When a group describes themselves as a â€œbombastic and chaoticâ€ spin on girl group sounds, youâ€™re probably in for an adrenaline-charged good time. Imagine if Kim Wilde had fronted a version of the Ramones that had been inspired by The Jesus and Mary Chainâ€™s â€œfâ€™d up distorted sound.â€ Ashley Morey sings with a tart sweetness thatâ€™s sublimely at odds with her overdriven bass, husband Justinâ€™s buzzing guitars and their pummeling drum machine. Her voice floats in a pop bubble above the sonic fray, with Beach Boys-styled harmonies and chimes seeming almost dissonant against the distorted backings and shouted asides.
Whatâ€™s really appealing, besides melodic hooks that burrow deep into your ear, is the combination of aggression and vulnerability that drives many of the songs. Morey creates an emotional quiet/loud dynamic as she mates the imperious power of Mary Weiss to the vulnerability of Feargal Sharkey, producing the sense of someone whoâ€™s confident but not wholly sure. Sheâ€™s bloodied by romantic wreckage, but damn well isnâ€™t going to bleed out, and even the relatively tender â€œSo Far So Closeâ€ is colored by thrumming bass and a distorted edge on the vocals.

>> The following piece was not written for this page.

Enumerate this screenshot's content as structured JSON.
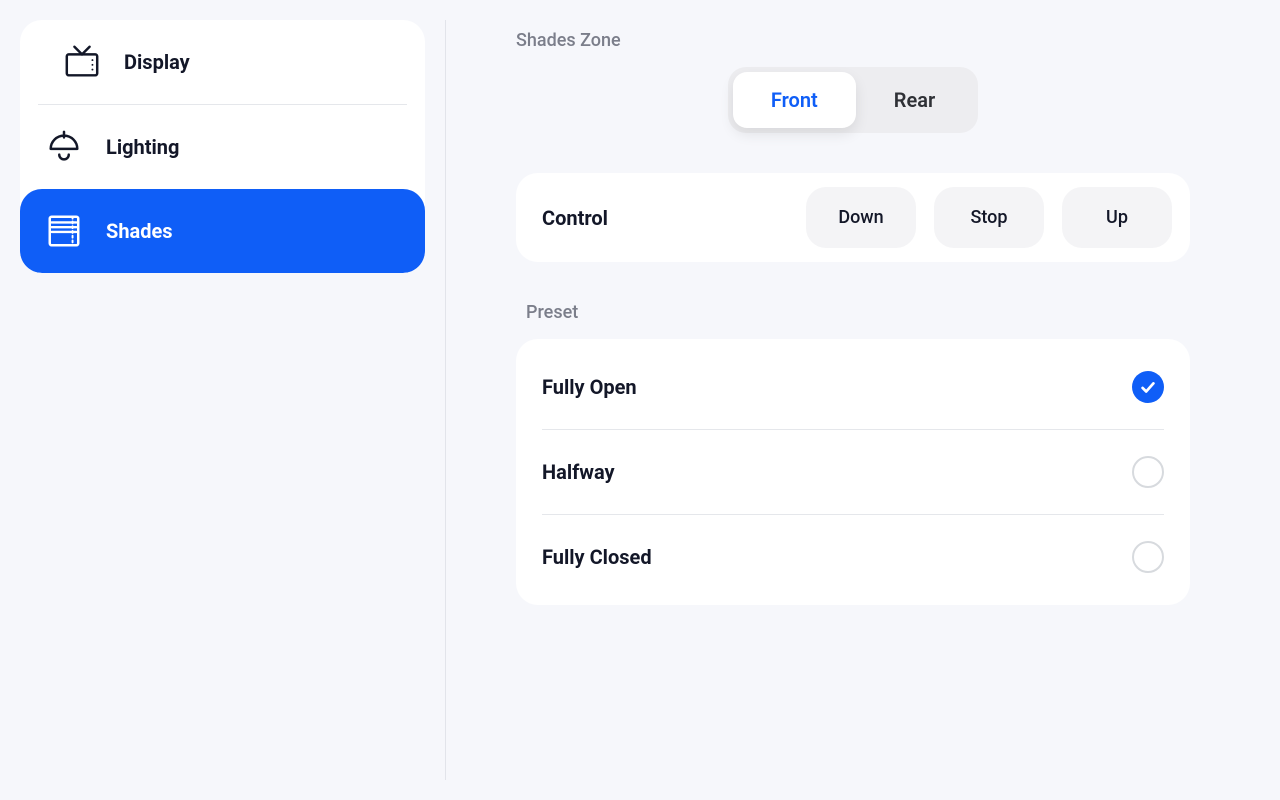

The obsessive desire of â€œLittle Rag Dollâ€ is endearing and maybe a bit scary, depending on whether itâ€™s a private thought written into a diary or a love letter shoved into someoneâ€™s locker. There are moments of less harrowing desire, such as the hopeful realization of â€œCome On Baby,â€ but much of the albumâ€™s romance is seen in postmortem hangover as Morey wrestles with lingering attachments and emerging feelings of righteous anger. A cover of Fugaziâ€™s â€œMerchandiseâ€ retains its urgency amid the duoâ€™s electric hum, but itâ€™s the girlgroup hooks and baion beats that really give this record its power. [Â©2017 Hyperbolium]